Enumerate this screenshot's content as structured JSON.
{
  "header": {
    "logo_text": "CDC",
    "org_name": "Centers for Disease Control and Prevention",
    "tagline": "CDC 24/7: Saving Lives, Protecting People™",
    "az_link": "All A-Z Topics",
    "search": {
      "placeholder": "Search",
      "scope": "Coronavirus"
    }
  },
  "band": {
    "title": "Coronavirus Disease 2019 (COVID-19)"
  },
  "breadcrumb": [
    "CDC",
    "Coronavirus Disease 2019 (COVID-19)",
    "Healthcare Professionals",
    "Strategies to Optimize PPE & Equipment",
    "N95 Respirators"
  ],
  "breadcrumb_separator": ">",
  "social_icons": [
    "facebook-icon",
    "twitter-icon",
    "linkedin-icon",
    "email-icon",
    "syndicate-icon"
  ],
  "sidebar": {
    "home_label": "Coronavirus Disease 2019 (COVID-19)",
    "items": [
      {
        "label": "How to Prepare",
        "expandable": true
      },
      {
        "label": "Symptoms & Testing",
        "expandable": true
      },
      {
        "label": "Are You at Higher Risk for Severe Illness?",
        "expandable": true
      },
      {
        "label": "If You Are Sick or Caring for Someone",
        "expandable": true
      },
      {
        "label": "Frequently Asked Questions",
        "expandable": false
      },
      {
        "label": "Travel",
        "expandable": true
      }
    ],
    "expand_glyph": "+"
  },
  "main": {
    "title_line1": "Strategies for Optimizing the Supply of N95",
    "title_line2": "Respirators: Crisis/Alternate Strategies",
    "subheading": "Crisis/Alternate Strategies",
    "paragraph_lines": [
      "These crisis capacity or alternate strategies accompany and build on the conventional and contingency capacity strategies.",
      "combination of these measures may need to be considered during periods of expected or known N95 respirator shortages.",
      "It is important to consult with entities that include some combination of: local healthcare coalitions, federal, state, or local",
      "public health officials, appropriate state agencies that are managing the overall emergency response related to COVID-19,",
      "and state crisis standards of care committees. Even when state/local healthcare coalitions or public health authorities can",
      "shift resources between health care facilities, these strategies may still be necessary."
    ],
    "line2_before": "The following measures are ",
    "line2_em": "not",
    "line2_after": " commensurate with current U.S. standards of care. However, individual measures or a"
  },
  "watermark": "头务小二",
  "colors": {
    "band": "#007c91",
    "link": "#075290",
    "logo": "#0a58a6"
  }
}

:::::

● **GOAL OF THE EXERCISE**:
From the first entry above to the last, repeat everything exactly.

● **ANSWER SECTION**:
Enumerate this screenshot's content as structured JSON.
{
  "header": {
    "logo_text": "CDC",
    "org_name": "Centers for Disease Control and Prevention",
    "tagline": "CDC 24/7: Saving Lives, Protecting People™",
    "az_link": "All A-Z Topics",
    "search": {
      "placeholder": "Search",
      "scope": "Coronavirus"
    }
  },
  "band": {
    "title": "Coronavirus Disease 2019 (COVID-19)"
  },
  "breadcrumb": [
    "CDC",
    "Coronavirus Disease 2019 (COVID-19)",
    "Healthcare Professionals",
    "Strategies to Optimize PPE & Equipment",
    "N95 Respirators"
  ],
  "breadcrumb_separator": ">",
  "social_icons": [
    "facebook-icon",
    "twitter-icon",
    "linkedin-icon",
    "email-icon",
    "syndicate-icon"
  ],
  "sidebar": {
    "home_label": "Coronavirus Disease 2019 (COVID-19)",
    "items": [
      {
        "label": "How to Prepare",
        "expandable": true
      },
      {
        "label": "Symptoms & Testing",
        "expandable": true
      },
      {
        "label": "Are You at Higher Risk for Severe Illness?",
        "expandable": true
      },
      {
        "label": "If You Are Sick or Caring for Someone",
        "expandable": true
      },
      {
        "label": "Frequently Asked Questions",
        "expandable": false
      },
      {
        "label": "Travel",
        "expandable": true
      }
    ],
    "expand_glyph": "+"
  },
  "main": {
    "title_line1": "Strategies for Optimizing the Supply of N95",
    "title_line2": "Respirators: Crisis/Alternate Strategies",
    "subheading": "Crisis/Alternate Strategies",
    "paragraph_lines": [
      "These crisis capacity or alternate strategies accompany and build on the conventional and contingency capacity strategies.",
      "combination of these measures may need to be considered during periods of expected or known N95 respirator shortages.",
      "It is important to consult with entities that include some combination of: local healthcare coalitions, federal, state, or local",
      "public health officials, appropriate state agencies that are managing the overall emergency response related to COVID-19,",
      "and state crisis standards of care committees. Even when state/local healthcare coalitions or public health authorities can",
      "shift resources between health care facilities, these strategies may still be necessary."
    ],
    "line2_before": "The following measures are ",
    "line2_em": "not",
    "line2_after": " commensurate with current U.S. standards of care. However, individual measures or a"
  },
  "watermark": "头务小二",
  "colors": {
    "band": "#007c91",
    "link": "#075290",
    "logo": "#0a58a6"
  }
}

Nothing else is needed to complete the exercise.